Website and app data records
____________________

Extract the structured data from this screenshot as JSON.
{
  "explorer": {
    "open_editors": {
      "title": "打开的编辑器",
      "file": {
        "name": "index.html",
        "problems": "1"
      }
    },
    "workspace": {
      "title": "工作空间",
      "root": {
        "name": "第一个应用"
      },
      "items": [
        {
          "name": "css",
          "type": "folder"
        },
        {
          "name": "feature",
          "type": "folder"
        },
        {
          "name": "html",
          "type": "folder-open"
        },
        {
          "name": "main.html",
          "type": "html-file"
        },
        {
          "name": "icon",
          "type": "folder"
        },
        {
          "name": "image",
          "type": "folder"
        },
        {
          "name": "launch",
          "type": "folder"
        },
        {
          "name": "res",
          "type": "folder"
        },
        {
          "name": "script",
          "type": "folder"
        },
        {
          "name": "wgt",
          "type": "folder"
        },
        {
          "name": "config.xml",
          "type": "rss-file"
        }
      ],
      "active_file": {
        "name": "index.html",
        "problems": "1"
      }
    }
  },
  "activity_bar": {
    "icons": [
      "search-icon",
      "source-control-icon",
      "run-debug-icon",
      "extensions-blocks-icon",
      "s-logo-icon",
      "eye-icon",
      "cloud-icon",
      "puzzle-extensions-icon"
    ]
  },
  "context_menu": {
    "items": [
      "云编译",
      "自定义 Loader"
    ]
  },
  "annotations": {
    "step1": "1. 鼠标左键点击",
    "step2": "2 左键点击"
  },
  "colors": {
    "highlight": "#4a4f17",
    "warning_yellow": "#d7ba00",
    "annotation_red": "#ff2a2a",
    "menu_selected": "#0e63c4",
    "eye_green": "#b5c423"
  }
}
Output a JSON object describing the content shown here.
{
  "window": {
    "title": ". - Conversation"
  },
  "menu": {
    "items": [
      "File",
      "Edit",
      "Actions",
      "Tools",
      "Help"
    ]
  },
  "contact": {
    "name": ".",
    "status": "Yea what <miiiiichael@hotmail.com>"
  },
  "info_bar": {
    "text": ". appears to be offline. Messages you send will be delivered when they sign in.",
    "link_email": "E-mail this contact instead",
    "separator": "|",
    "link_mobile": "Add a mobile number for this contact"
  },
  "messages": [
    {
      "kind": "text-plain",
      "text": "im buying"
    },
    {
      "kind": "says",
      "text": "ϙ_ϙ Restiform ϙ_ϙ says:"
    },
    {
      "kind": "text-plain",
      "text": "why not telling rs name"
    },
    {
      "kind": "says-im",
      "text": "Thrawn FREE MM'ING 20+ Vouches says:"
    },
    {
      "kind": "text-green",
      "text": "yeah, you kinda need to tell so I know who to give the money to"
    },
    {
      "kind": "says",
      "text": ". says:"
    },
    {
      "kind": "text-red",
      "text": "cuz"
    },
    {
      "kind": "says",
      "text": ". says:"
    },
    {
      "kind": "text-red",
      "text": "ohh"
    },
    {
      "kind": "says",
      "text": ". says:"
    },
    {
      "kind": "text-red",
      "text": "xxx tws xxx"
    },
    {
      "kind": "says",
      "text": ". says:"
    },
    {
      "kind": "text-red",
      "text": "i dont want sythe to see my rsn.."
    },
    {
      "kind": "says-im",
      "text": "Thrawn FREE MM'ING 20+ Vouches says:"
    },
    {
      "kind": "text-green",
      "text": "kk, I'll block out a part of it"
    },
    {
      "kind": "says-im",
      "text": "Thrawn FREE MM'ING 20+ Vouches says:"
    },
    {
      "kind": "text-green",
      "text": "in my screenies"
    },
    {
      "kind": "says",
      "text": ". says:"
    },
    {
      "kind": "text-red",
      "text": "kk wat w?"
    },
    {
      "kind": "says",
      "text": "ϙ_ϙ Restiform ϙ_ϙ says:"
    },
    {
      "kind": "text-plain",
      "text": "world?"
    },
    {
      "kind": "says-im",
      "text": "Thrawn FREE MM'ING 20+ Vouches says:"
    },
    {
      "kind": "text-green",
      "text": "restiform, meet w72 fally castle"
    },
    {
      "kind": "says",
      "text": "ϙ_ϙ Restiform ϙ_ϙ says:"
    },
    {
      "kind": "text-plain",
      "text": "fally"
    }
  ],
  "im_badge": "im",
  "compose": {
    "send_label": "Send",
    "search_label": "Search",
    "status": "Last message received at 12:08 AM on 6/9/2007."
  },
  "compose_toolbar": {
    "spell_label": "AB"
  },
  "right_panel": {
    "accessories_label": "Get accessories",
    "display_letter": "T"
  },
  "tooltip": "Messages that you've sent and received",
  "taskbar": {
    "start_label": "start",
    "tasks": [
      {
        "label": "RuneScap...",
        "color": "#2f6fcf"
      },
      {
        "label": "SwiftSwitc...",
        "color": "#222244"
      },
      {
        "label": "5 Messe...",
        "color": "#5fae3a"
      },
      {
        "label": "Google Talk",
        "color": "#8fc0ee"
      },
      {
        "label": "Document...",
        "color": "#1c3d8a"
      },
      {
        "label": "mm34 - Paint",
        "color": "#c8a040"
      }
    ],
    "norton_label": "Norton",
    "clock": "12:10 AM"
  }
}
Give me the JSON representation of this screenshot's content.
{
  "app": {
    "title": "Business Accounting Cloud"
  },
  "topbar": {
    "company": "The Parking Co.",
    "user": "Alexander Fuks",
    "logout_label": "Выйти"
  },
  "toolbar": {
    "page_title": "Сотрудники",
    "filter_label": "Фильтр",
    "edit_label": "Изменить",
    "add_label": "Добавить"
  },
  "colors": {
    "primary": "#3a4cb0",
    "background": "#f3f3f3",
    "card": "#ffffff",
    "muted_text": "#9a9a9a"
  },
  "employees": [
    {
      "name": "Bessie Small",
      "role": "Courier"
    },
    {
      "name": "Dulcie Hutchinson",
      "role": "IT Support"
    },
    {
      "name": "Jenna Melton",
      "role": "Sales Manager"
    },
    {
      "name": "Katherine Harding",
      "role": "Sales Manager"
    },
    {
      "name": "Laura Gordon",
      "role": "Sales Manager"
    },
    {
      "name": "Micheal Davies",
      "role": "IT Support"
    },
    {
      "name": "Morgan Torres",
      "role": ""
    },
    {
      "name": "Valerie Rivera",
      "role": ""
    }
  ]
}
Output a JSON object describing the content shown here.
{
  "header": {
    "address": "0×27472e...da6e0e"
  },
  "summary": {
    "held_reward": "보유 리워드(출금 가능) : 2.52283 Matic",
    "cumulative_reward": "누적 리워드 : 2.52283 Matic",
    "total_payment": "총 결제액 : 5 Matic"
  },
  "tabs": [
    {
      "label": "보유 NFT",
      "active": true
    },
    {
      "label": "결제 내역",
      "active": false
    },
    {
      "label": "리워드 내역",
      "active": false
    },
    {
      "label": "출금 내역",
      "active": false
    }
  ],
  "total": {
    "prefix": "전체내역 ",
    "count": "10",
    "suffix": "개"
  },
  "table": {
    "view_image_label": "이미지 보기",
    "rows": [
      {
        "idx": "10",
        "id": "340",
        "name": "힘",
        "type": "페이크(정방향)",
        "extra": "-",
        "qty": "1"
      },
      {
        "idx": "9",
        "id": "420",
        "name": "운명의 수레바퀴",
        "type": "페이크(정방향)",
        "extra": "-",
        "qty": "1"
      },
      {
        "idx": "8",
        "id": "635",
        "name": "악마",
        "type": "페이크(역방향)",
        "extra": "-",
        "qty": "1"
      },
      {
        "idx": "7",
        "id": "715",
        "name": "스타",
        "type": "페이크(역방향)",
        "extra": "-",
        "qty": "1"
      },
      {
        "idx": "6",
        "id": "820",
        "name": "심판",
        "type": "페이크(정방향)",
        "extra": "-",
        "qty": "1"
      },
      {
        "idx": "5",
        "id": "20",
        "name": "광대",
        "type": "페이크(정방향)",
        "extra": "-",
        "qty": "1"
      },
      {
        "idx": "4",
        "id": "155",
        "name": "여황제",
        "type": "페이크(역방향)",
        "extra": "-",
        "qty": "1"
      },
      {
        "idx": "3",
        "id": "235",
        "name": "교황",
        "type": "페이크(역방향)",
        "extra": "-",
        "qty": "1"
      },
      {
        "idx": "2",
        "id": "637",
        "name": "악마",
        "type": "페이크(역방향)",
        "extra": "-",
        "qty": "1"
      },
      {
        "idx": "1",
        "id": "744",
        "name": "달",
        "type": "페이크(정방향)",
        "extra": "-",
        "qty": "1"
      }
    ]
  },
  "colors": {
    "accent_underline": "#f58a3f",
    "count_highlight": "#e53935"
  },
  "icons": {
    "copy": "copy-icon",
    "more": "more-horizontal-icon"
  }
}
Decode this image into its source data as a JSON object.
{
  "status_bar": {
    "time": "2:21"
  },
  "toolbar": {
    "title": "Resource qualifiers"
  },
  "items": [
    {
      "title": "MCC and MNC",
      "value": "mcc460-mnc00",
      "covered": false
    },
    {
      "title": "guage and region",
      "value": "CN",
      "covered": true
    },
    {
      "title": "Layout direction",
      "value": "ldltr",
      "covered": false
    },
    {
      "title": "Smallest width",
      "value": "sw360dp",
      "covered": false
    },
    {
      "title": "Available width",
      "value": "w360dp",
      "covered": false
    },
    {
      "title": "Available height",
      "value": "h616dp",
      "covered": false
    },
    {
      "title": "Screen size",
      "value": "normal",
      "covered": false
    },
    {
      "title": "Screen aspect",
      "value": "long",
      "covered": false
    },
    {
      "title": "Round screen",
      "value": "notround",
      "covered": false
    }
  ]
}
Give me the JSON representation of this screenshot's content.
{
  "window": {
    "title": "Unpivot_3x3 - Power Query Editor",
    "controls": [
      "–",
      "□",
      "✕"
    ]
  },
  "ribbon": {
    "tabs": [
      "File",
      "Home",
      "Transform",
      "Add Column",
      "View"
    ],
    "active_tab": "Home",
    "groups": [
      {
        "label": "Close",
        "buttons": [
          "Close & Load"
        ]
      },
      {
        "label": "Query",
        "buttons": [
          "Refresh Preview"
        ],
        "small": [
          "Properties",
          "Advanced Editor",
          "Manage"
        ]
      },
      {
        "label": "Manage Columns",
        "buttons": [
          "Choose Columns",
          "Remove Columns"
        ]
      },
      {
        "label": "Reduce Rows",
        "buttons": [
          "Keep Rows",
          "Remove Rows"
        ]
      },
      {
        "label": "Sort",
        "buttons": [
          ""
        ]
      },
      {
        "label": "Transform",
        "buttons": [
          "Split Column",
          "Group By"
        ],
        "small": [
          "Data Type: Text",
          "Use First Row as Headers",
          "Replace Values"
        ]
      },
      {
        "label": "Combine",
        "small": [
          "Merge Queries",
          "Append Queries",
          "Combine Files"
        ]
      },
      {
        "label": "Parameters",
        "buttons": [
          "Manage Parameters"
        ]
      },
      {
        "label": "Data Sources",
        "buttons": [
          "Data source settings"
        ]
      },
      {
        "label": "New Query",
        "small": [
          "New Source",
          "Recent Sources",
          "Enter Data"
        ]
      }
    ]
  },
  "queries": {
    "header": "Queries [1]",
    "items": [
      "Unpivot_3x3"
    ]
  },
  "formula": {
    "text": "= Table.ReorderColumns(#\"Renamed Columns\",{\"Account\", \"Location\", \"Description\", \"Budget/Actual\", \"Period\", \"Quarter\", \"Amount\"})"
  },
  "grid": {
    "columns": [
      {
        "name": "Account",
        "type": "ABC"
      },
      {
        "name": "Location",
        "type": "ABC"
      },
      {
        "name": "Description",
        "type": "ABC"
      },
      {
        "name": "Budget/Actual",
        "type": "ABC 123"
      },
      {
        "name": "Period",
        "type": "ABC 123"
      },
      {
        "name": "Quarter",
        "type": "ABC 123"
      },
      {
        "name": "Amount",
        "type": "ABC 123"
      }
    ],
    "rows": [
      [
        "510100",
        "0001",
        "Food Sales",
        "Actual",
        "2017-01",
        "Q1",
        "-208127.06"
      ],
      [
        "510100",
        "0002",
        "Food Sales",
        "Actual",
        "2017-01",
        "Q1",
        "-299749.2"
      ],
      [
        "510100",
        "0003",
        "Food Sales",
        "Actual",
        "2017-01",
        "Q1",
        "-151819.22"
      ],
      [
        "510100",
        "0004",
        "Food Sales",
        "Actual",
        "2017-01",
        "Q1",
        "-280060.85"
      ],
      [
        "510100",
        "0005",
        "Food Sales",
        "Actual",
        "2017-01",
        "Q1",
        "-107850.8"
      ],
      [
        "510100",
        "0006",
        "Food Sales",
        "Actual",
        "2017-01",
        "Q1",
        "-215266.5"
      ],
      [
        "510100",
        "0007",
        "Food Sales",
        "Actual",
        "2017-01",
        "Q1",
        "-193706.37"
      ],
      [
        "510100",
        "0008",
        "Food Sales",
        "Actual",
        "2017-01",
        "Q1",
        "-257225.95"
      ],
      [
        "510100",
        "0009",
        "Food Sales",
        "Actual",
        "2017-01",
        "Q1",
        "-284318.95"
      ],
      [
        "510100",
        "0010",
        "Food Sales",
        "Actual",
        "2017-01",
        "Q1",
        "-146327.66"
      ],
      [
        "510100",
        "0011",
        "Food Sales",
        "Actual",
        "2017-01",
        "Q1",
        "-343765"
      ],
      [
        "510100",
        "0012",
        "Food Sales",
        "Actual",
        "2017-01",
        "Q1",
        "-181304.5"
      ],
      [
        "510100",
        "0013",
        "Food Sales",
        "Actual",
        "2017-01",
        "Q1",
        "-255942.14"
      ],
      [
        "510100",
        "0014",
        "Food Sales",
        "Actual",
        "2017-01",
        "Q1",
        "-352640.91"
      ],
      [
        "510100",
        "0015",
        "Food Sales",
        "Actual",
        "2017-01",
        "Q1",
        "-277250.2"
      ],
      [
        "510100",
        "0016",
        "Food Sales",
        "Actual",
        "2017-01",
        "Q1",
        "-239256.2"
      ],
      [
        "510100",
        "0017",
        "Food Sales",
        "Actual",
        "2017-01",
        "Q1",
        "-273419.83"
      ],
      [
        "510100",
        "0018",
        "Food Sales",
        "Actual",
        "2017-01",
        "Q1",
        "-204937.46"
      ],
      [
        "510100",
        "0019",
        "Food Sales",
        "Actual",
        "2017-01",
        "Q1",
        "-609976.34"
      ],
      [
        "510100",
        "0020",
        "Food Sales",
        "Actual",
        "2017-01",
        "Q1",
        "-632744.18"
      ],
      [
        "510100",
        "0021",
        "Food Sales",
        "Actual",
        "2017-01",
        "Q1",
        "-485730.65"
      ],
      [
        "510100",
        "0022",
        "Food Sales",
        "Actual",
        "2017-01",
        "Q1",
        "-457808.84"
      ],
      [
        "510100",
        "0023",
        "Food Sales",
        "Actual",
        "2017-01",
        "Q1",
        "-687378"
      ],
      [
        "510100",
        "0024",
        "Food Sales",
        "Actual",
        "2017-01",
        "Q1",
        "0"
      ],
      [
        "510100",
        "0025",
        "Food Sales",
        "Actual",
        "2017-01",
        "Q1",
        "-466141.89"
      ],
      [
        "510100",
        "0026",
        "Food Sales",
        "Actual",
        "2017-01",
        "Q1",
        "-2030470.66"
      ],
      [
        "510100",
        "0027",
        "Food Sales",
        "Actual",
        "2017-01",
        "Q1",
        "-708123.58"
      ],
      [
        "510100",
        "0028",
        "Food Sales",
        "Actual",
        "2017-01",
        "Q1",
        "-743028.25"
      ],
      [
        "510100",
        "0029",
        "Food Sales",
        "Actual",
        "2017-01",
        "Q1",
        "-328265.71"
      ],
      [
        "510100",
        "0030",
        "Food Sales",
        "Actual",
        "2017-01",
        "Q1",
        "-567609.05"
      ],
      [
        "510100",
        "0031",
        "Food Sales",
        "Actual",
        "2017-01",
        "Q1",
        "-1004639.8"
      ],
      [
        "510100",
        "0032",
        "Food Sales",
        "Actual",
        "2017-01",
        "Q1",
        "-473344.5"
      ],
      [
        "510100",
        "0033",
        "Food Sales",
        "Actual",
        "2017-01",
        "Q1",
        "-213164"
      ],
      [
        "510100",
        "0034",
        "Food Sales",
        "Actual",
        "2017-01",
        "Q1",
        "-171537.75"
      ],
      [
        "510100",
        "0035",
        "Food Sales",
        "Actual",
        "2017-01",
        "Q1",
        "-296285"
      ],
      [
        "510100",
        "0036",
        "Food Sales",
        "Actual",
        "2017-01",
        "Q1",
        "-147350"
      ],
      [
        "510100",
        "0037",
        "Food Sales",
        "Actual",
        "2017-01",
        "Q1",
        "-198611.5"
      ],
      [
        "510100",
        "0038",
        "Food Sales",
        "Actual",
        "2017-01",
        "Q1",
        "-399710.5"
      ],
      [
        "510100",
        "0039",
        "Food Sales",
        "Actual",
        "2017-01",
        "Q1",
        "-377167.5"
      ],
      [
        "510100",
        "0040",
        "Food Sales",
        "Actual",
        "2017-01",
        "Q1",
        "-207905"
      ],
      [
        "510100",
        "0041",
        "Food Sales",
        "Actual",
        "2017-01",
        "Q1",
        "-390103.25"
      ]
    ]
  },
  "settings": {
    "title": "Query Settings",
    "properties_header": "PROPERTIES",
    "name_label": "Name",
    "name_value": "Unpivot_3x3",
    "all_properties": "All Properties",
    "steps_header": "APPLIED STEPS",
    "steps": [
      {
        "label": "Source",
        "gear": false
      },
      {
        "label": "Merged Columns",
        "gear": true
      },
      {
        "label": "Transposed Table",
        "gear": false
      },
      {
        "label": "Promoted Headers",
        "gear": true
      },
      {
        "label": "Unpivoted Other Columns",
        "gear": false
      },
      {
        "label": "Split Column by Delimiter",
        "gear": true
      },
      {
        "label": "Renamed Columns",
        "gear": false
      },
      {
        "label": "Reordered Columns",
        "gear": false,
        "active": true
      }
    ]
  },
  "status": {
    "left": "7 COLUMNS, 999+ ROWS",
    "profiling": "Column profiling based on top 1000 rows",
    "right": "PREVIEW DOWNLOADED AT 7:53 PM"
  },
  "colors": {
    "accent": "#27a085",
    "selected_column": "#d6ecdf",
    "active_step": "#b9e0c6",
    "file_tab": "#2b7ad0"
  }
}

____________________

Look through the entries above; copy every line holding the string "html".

- [The completed task]:
        "name": "index.html",
          "name": "html",
          "name": "main.html",
          "type": "html-file"
        "name": "index.html",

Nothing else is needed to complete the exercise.